Part 2 in a 3-part series on inclusion
Rev. Stacey Harwell-Dye
With Excerpts from Including People with Disabilities in Faith Communities by Erik W. Carter
In the last article we talked about barriers to full participation in our churches for people with disabilities. We talked about both physical barriers, like lack of ramps and bathrooms, and attitudinal barriers. This article is going to talk about how we can get folks active in the life of the church.
The first and most important lesson I’ve learned from doing work with folks on the margins is this: make sure people in the margins are in visible leadership positions and are heard. There are a few ways to do this: when reviewing lists of folks to possibly nominate for roles on your most important committees, think to yourself, “Am I including everyone in my congregation?” “Is there a place where ___ (person with a disability) can use their gifts to contribute to the work of God in this local church?”
Children’s Sunday school is another place where full inclusion is not only possible but life giving. At Centenary we’ve been blessed to have kids with autism joining us for Sunday school. The lessons are slightly modified (we use One Room Sunday School material from Grow, Proclaim, Serve), but for the most part, everything stays the same. What I love best is that kids are getting to know one another as kids, not just as kids with disabilities. They are getting to be friends and finding out how to best support one another. I can only imagine that being around kids who are different from them will help them in their adult lives. If it’s normalized when they are young, they will notice something’s wrong when adults with disabilities aren’t at the table later.
We use an information form that all families with children at Centenary have to fill out. We got it from Dr. Carter’s book, referenced above. These forms ask specifically for information from the parents about how their child learns and communicates. It also asks about behavioral challenges and how the teacher should respond to maintain consistency with what is taught at home. Dr. Carter also suggests assigning faith friends for folks with disabilities who can act as assistants when necessary, but in general can stay aware of what the church can do to be more inclusive.
Including all persons with disabilities can happen most naturally in worship. People with disabilities are often overlooked to be readers, acolytes, ushers, or musicians. Sometimes a few modifications may be necessary, such as giving someone a handheld mic to use from the front of the church if they are in a chair and can’t access a pulpit that’s up a few steps. The important thing here is to make sure that the activity is age appropriate. If children are traditionally the acolytes in your congregation, do not ask an adult with a disability to be an acolyte. Find the gifts of all persons in your congregations (I can send you a sample gift survey if you are interested) and make sure that when you worship God, all people of God have a place in the order of worship.

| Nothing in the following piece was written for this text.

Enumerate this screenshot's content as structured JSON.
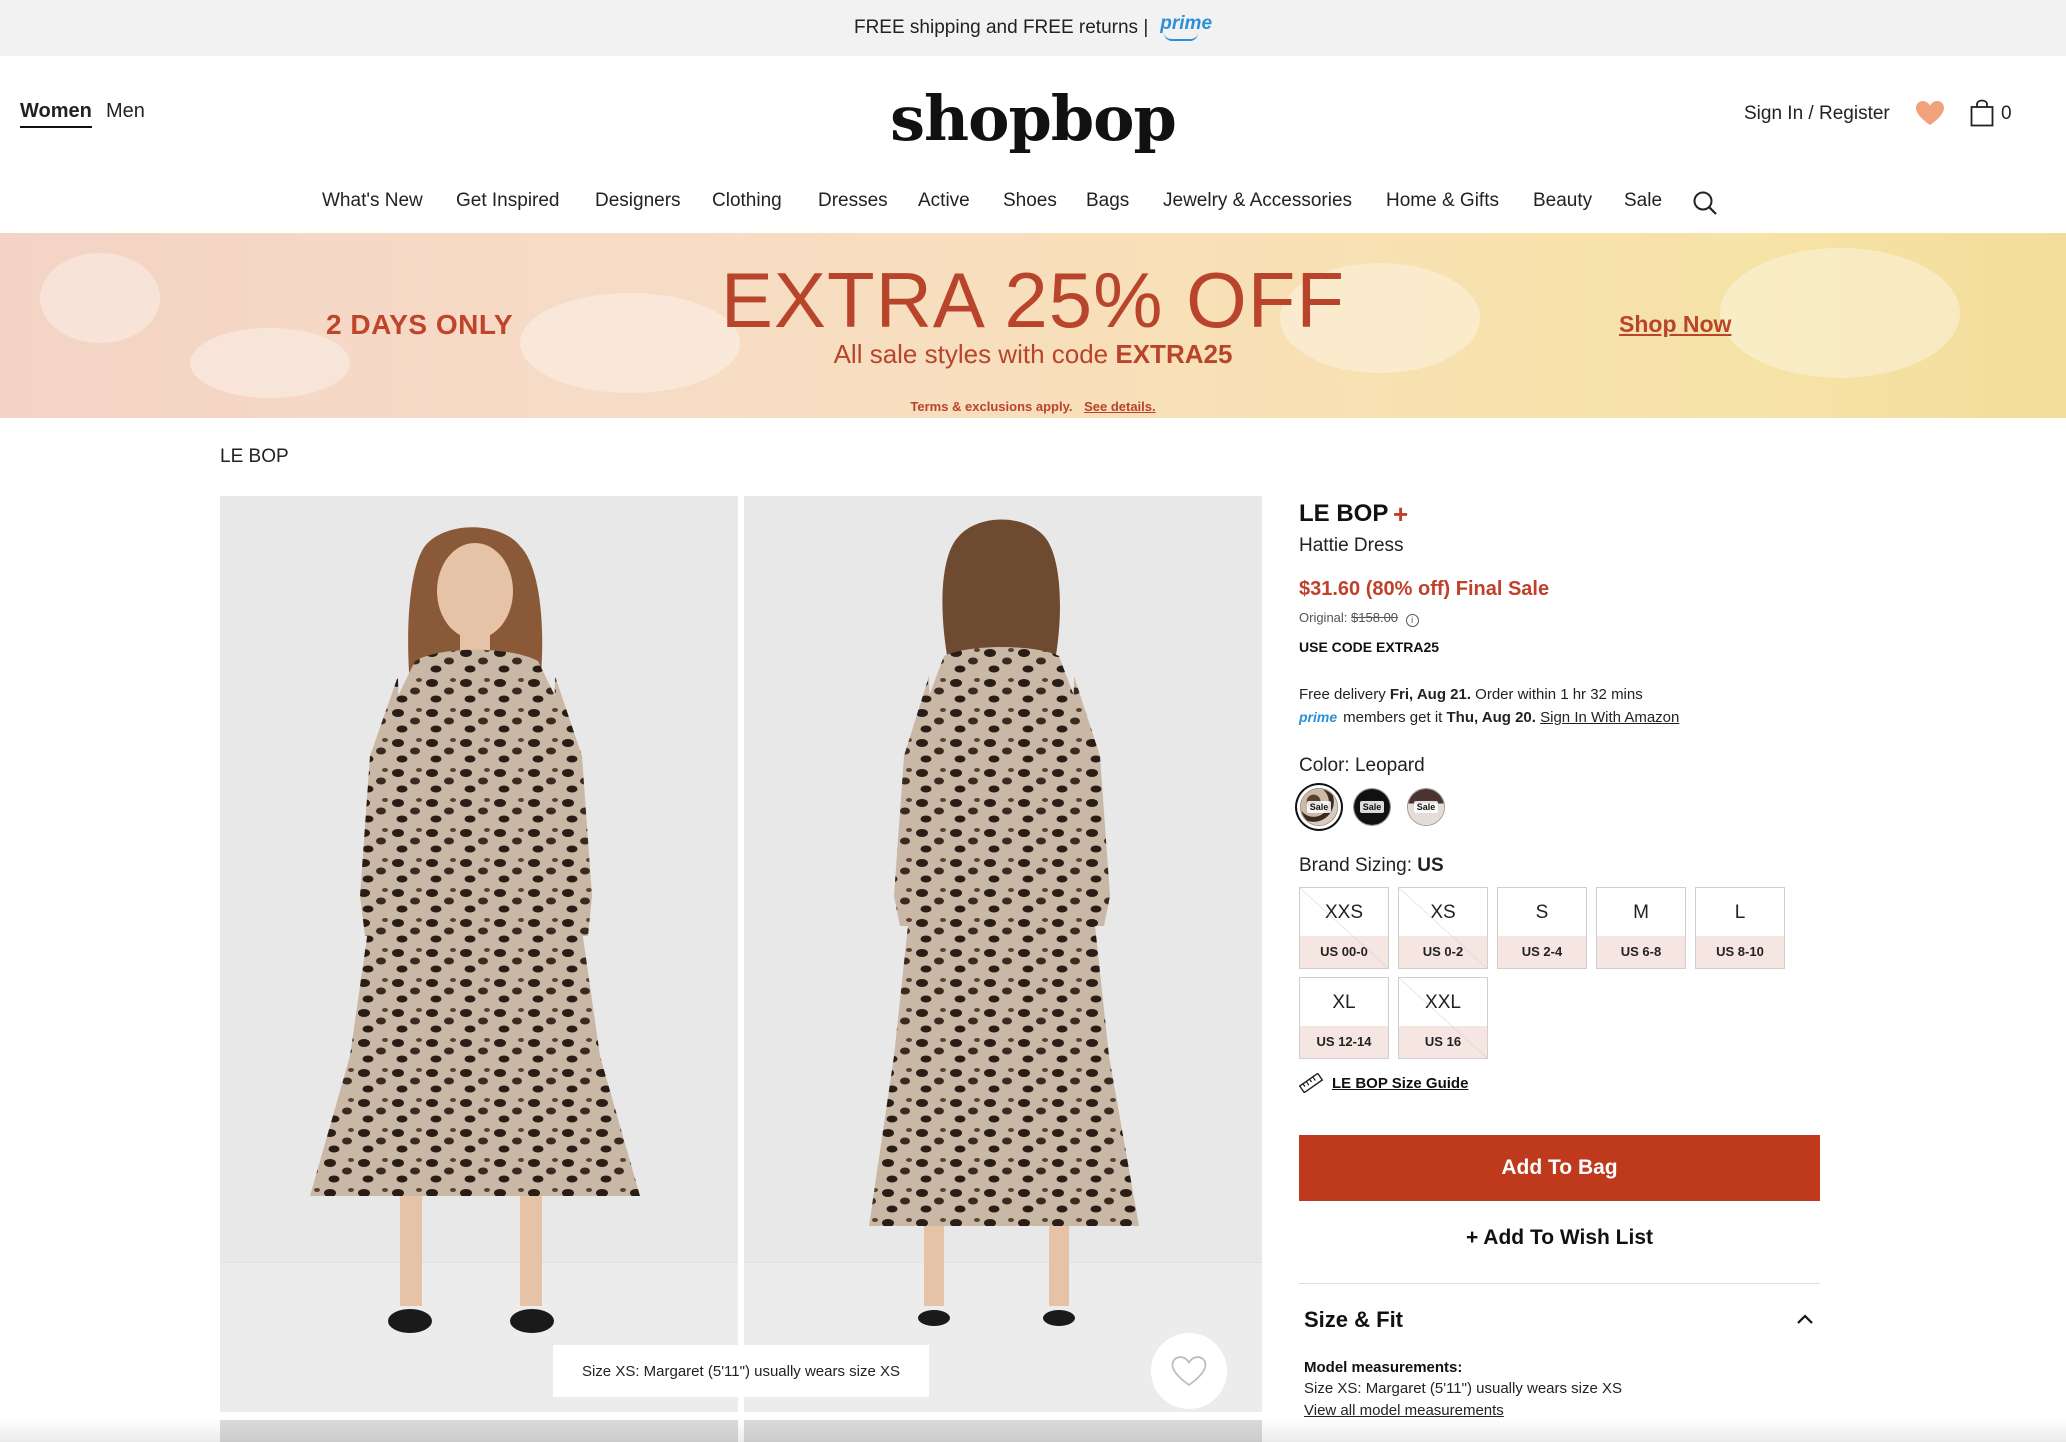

At the end of the day, let me say this: it doesn’t take a load of special training, it doesn’t take thousands of dollars, and it doesn’t take a separate special needs ministry to include folks in worship. What it takes is a willing spirit, a hospitable congregation, and a staff of children and adult teachers for Sunday school who are willing to figure out what supports people need to make full inclusion possible. Any size church can do this. Need advice? Listen to the parents of children with disabilities. Find the gifts of all people and then live into the fullness that is the diversity of the kingdom of God here on earth!

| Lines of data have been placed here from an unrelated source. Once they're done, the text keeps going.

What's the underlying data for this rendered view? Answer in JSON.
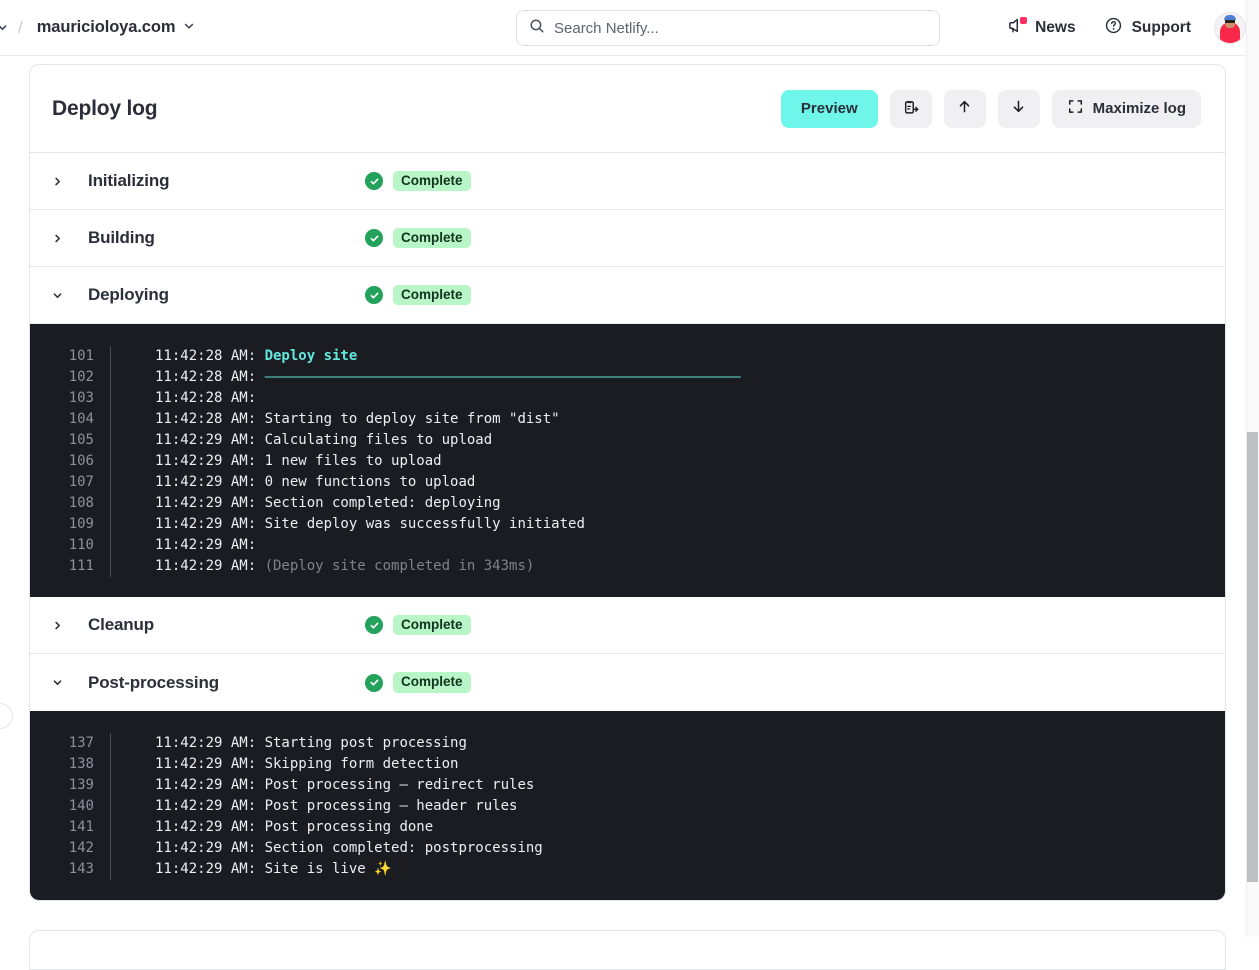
{
  "topbar": {
    "breadcrumb_separator": "/",
    "site_name": "mauricioloya.com",
    "search": {
      "placeholder": "Search Netlify...",
      "value": ""
    },
    "news_label": "News",
    "support_label": "Support",
    "avatar_name": "user-avatar"
  },
  "card": {
    "title": "Deploy log",
    "actions": {
      "preview": "Preview",
      "copy": "",
      "scroll_up": "",
      "scroll_down": "",
      "maximize": "Maximize log"
    }
  },
  "stages": [
    {
      "name": "Initializing",
      "expanded": false,
      "status": "Complete"
    },
    {
      "name": "Building",
      "expanded": false,
      "status": "Complete"
    },
    {
      "name": "Deploying",
      "expanded": true,
      "status": "Complete"
    },
    {
      "name": "Cleanup",
      "expanded": false,
      "status": "Complete"
    },
    {
      "name": "Post-processing",
      "expanded": true,
      "status": "Complete"
    }
  ],
  "deploying_log": [
    {
      "n": "101",
      "time": "11:42:28 AM: ",
      "text": "Deploy site",
      "style": "accent"
    },
    {
      "n": "102",
      "time": "11:42:28 AM: ",
      "text": "————————————————————————————————————————————————————————————",
      "style": "rule"
    },
    {
      "n": "103",
      "time": "11:42:28 AM: ",
      "text": "",
      "style": "plain"
    },
    {
      "n": "104",
      "time": "11:42:28 AM: ",
      "text": "Starting to deploy site from \"dist\"",
      "style": "plain"
    },
    {
      "n": "105",
      "time": "11:42:29 AM: ",
      "text": "Calculating files to upload",
      "style": "plain"
    },
    {
      "n": "106",
      "time": "11:42:29 AM: ",
      "text": "1 new files to upload",
      "style": "plain"
    },
    {
      "n": "107",
      "time": "11:42:29 AM: ",
      "text": "0 new functions to upload",
      "style": "plain"
    },
    {
      "n": "108",
      "time": "11:42:29 AM: ",
      "text": "Section completed: deploying",
      "style": "plain"
    },
    {
      "n": "109",
      "time": "11:42:29 AM: ",
      "text": "Site deploy was successfully initiated",
      "style": "plain"
    },
    {
      "n": "110",
      "time": "11:42:29 AM: ",
      "text": "",
      "style": "plain"
    },
    {
      "n": "111",
      "time": "11:42:29 AM: ",
      "text": "(Deploy site completed in 343ms)",
      "style": "dim"
    }
  ],
  "postprocessing_log": [
    {
      "n": "137",
      "time": "11:42:29 AM: ",
      "text": "Starting post processing",
      "style": "plain"
    },
    {
      "n": "138",
      "time": "11:42:29 AM: ",
      "text": "Skipping form detection",
      "style": "plain"
    },
    {
      "n": "139",
      "time": "11:42:29 AM: ",
      "text": "Post processing — redirect rules",
      "style": "plain"
    },
    {
      "n": "140",
      "time": "11:42:29 AM: ",
      "text": "Post processing — header rules",
      "style": "plain"
    },
    {
      "n": "141",
      "time": "11:42:29 AM: ",
      "text": "Post processing done",
      "style": "plain"
    },
    {
      "n": "142",
      "time": "11:42:29 AM: ",
      "text": "Section completed: postprocessing",
      "style": "plain"
    },
    {
      "n": "143",
      "time": "11:42:29 AM: ",
      "text": "Site is live ✨",
      "style": "plain"
    }
  ],
  "colors": {
    "preview_button": "#6ff6ea",
    "log_background": "#1b1c22",
    "log_accent": "#63e8de",
    "status_badge_bg": "#b8f5c7",
    "status_check": "#22a25a",
    "news_badge": "#ff2e63"
  }
}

Interacting with people with developmental disabilities:
- Hospitality begins with a simple “hello.” A warm greeting and hearty handshake require no special training and should be dispensed generously.
- Many people are unsure of exactly what terminology to use when talking about people with disabilities. Refer to people as you wish them to refer to you – by name.
- Adults with developmental disabilities are first and foremost adults. Do not interact with them as you would with a child. Avoid being condescending in your speech or tone.
- Always look at and speak directly to a person with disabilities, rather than interacting through the family member, caregiver, or companion who is accompanying the person.
- Greet people with disabilities as you would anyone else, even if they aren’t able to communicate verbally or interact in typical ways. Do not assume that they cannot understand you.
- Grant every person the opportunity to do as much for themselves as possible. Ask a person if he or she would like assistance with a task, but wait until your offer is accepted before providing any help.